We raise chickens differently, and that means a lot of different things. We’ve tried to cover as much as we can throughout our website, but know there are people—like us— who want to know as much as possible about the food they are eating. If you have any further questions on anything on our website, or something you don’t see here, please contact us directly.
What we are saying is that an organic label does not tell the whole story. Organic is not always what people think it means. It is just a label. It is designed for commerce so that consumers can see through marketing jargon. If you are sourcing your food directly from farms that you trust, you do not need an organic label. The organic label is for those who can’t source their food themselves.
What the organic label does not mean, in any way, is that the animals were cared for humanely. Factory farmed, incredibly confined chickens, can still be labeled organic. To us, the humanity and welfare of our animals is the NUMBER ONE priority for us, so we don’t think our focus should be on the organic label. In addition, with expanding our operation and moving to a much larger property, we cannot have organic certification for quite some time, even following organic principles. During that time, while following organic principles, we cannot be labeled as organic.
In order for our birds to be labeled organic, they would have to be driven for many hours at the end of their life to a certified organic processing plant, a trade-off we are not willing to make. Instead, we choose to work with local USDA certified processors that we can know firsthand have the quality and integrity that we depend on. The meat is still processed under inspection so we can make our delicious bone broth, and, we can get our birds to these processors with minimal stress.
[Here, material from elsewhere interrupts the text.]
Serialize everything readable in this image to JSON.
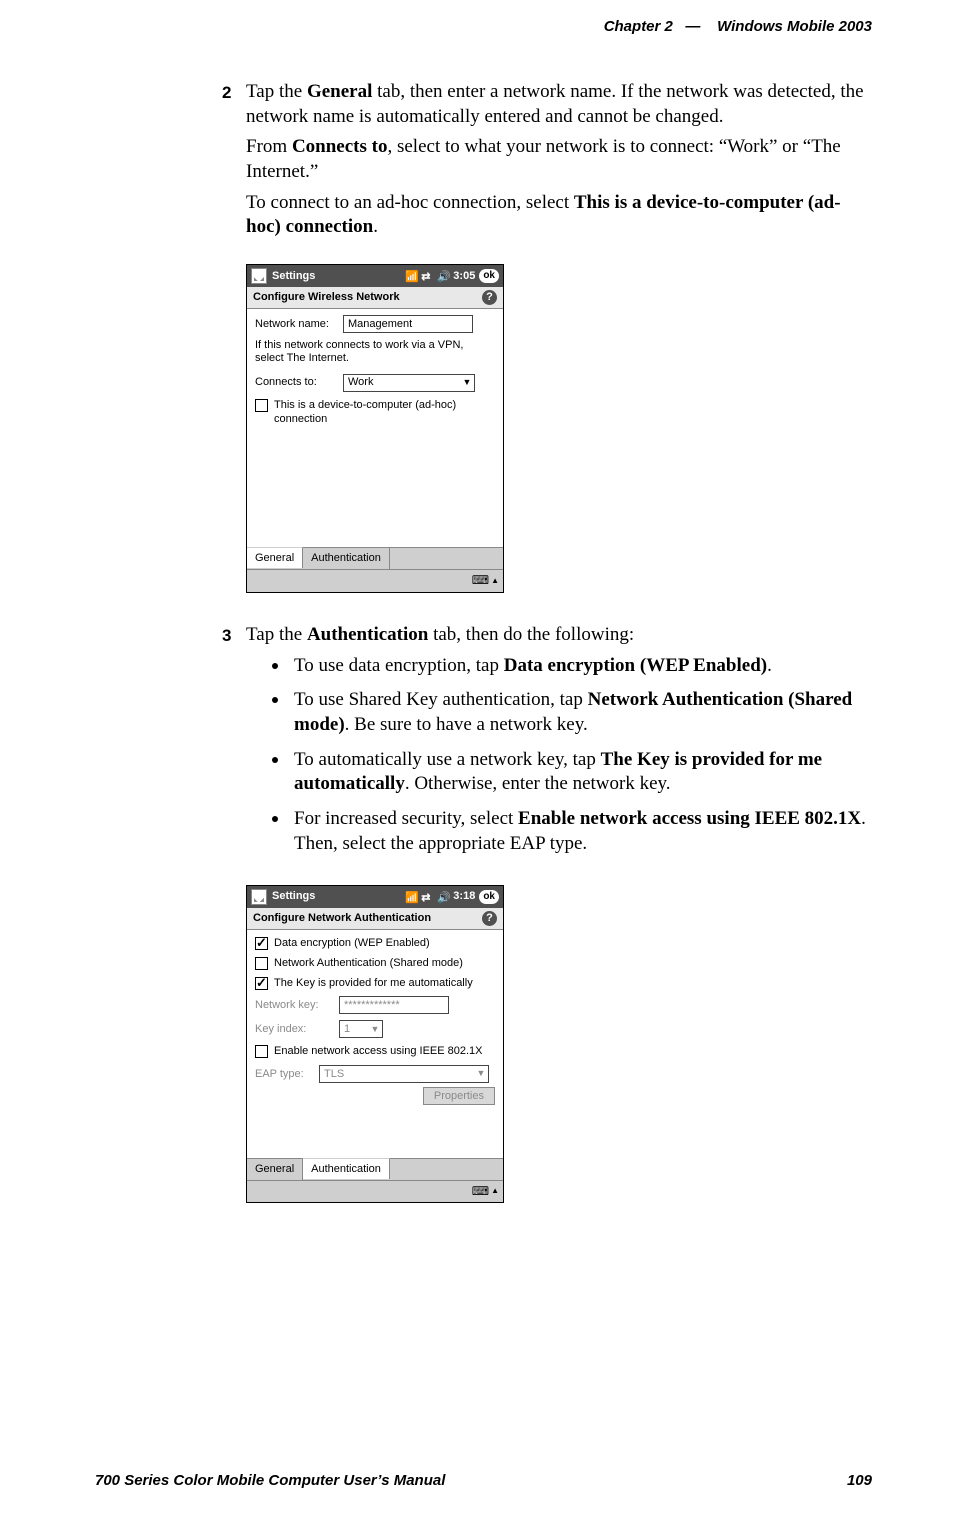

This is far more important than any label we could include on our products.
You can trust that our chickens are the healthiest you can find, and that we don’t use chemicals on our farm. Our chickens eat only the finest, locally milled, non-gmo feed. We practice holistic, regenerative farming principles, and care for our animals, farm and land to a degree beyond what any label can confirm. On just about every level, food from your local farmers either on-farm or at the farmers market, is better for you AND the environment than any product graced with a label inside the grocery store. If we are going to change the way we eat, people must look deeper.
We care deeply about the welfare of our animals. To us, this is far more important than any other issue. See the question above.
A better questions is probably, “Do you use excessive antibiotics?” Never. Do we use preventative antibiotics? Eeek. Absolutely not.
When an animal is sick or injured, or has an infection, of course we treat it. What we do not do is allow that animal into the food supply on our farm. Once treated, a chicken is placed in our personal family flock. We wait the appropriate amount of time for a withdrawal from whatever medication they may have needed and they live out their lives in our family flock. When an animal has been stressed, we don’t think it is good to eat their meat and we don’t want you to, either. Everyone knows that stress causes awful things inside the body, and we should all do what we can to avoid it in ourselves and in the animals we eat.
We chose to raise only heritage and slow growing broiler breeds of poultry because they are more healthy than conventional chickens raised for meat, and they rarely get sick or injured. They also are capable of living a full, extended life. From time to time (sometimes more often than may be “profitable”) we pass out pardons to special chickens in our flock.Birds that play with our son and enjoy our company or ones with special story are removed from the food supply on the farm to join our band of merry misfits.
Part of our desire to raise and improve a heritage breed of poultry is to create a truly sustainable line of poultry that is resistant to disease and infections. Selectively breeding chickens over generations solely for size and based off of factory farming principles has lead to antibiotic resistance and weak immune systems in commercial poultry.
Our meat birds are the Delaware chickens that you see in most our photos, white birds with black barring (lines) on their necks, wings, and tail. The Delaware chicken used to be incredibly popular as a meat chicken prior to the advent of the modern broiler hybrid. The Delaware chicken is able to breed normally, grows at a healthy rate, and is full of vigor and health. Breeding, improving, and raising the Delaware chicken for our bone broth allows us to reduce our reliance on corporate farming.
We also grow slow-growing broiler chickens that deliver a meatier bird that our customers are more used to, and are far healthier than their typical industry counterparts.